Criminal offenses in Florida are generally divided into two categories: misdemeanors and felonies. While misdemeanors are considered less serious than felonies, a conviction of any kind can result in severe consequences. An attorney specializing in criminal defense law can help you defend against the criminal charges you are facing to avoid some or all consequences.
What crimes are classified as misdemeanors?
In Florida, misdemeanors are classified as first-degree and second-degree offenses. Generally, first-degree misdemeanors are more serious than second-degree offenses and result in more serious consequences. These consequences are as follows:
- First-degree: Up to one year in jail
- Second-degree: Up to 60 days in jail
Some examples of misdemeanor crimes in Florida include:
- First-degree: Battery, driving under the influence, marijuana possession (less than 20 grams), vandalism
- Second-degree: Simple assault, petit theft (theft of less than $100), driving on suspend license, trespassing
What crimes are classified as felonies?
Florida felonies are classified into five categories: life, capital, first-degree, second-degree, third-degree, with life being the most serious and third degree being the least serious. The consequences for each category are as follows:
- Life: Life in prison without parole, or life on probation, and $15,000 fine.
- Capital: Death or life in prison without parole.
- First-degree: Up to 30 years in prison, 30 years probation, and $10,000 fine.
- Second-degree: Up to 15 years in prison, 15 years probation, and $10,000 fine.
- Third-degree: Up to five years in prison, five years probation, and $5,000 fine.
Some examples of felonies include:
- Life or capital: Murder, sexual battery, robbery with firearm
- First-degree: Aggravated battery, drug trafficking, carjacking
- Second-degree: DUI manslaughter, burglary of dwelling, possession of firearm by felon
- Third-degree: Bribery, aggravated stalking, child neglect, possession of controlled substance

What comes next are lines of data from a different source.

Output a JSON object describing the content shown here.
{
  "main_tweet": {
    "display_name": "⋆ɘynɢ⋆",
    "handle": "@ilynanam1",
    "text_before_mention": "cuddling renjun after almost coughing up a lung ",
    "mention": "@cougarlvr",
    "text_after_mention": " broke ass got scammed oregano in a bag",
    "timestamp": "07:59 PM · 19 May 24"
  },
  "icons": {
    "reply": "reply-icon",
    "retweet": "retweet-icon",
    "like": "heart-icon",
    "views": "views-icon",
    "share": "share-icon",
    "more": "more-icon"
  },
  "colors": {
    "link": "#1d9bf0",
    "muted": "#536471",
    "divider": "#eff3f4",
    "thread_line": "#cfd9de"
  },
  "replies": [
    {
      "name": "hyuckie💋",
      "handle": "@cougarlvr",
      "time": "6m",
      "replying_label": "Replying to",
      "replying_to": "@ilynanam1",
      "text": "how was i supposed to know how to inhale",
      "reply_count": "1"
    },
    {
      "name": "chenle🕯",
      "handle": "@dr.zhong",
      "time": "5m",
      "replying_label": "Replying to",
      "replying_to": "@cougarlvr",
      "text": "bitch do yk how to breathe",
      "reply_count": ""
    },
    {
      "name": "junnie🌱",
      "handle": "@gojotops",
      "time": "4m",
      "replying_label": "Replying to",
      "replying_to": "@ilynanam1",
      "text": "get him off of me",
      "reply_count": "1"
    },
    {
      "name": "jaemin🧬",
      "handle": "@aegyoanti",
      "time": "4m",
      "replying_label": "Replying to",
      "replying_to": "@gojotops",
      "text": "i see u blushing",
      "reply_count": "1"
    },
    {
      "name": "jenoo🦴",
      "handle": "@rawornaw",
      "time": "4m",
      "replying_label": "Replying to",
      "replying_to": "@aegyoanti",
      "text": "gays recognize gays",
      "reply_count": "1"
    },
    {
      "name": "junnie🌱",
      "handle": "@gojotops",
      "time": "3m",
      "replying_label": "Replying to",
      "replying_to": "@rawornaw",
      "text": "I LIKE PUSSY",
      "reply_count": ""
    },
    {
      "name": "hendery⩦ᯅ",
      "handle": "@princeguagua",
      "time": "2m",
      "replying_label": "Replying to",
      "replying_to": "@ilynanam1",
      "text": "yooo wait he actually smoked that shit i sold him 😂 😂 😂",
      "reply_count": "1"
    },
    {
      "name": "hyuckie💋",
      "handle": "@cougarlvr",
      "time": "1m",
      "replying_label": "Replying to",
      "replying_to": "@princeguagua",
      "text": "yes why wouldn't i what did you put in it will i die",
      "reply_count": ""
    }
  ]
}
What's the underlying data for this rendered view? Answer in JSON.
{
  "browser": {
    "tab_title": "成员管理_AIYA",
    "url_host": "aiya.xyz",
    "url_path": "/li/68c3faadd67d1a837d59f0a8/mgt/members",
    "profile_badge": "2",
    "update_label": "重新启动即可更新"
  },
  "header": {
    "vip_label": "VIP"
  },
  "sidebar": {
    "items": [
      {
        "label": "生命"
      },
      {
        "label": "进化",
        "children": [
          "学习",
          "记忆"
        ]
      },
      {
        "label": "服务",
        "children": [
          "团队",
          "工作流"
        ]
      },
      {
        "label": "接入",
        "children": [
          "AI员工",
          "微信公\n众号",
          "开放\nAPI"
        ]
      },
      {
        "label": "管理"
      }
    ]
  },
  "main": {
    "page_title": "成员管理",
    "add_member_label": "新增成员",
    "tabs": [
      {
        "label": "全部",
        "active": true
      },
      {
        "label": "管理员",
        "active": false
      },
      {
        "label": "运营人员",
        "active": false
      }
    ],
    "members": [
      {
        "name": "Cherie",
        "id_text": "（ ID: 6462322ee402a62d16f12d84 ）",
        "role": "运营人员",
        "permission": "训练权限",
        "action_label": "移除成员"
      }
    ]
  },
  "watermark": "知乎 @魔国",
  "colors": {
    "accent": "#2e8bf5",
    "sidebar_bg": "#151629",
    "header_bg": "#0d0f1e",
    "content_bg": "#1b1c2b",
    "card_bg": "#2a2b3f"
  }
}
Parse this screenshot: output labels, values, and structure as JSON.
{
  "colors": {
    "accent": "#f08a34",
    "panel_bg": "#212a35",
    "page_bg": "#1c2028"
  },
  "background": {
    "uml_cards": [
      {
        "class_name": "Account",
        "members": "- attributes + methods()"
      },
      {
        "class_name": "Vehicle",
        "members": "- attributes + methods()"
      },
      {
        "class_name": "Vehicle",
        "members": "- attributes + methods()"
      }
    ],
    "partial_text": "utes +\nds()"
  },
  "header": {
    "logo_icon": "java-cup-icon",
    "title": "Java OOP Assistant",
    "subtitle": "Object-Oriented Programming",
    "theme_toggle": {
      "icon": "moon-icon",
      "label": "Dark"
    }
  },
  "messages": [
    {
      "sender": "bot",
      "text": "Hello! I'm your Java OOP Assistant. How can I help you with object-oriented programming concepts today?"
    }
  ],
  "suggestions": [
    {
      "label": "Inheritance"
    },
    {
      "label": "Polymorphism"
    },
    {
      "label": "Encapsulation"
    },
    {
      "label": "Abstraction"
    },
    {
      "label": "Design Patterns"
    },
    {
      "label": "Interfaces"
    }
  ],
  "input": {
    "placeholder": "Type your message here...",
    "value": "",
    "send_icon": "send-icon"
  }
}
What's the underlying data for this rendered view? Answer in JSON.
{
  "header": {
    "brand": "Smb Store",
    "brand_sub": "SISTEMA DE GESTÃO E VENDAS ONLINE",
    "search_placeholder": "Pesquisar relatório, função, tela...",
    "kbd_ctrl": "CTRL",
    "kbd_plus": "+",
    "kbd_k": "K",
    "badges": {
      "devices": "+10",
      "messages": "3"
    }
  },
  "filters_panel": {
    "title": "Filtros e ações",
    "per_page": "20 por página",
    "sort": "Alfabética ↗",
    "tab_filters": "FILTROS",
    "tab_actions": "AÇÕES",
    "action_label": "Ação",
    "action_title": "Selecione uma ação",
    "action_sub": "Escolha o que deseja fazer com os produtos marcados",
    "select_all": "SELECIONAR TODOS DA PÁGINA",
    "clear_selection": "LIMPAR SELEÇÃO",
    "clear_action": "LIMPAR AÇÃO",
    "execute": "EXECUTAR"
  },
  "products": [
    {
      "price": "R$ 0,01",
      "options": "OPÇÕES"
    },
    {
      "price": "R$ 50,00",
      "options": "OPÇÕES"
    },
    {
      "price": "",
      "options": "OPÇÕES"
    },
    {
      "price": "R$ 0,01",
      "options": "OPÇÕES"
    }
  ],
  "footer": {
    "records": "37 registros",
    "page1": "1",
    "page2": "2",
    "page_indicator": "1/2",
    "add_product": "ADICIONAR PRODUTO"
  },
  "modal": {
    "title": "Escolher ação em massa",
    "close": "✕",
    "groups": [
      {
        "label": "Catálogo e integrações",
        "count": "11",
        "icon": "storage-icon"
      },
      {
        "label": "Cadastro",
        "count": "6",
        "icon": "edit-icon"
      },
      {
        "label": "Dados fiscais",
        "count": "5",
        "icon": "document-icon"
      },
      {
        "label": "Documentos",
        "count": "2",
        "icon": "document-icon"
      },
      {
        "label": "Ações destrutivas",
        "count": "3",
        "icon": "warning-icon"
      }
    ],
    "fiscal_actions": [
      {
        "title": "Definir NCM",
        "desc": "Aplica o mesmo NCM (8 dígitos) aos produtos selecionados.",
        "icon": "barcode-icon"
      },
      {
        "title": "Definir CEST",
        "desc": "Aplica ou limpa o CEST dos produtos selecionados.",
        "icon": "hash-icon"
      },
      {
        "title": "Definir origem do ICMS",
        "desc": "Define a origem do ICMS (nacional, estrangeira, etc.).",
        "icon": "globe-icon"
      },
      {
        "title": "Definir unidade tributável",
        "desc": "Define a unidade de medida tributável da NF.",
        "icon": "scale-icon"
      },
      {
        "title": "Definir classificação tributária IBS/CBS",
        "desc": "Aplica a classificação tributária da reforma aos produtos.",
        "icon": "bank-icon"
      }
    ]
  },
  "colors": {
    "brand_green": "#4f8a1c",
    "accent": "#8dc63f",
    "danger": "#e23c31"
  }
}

If you are facing criminal charges, it can be beneficial to consult with an attorney as soon as possible. Your attorney will review the charges and come up with an effective defense strategy to benefit you in court.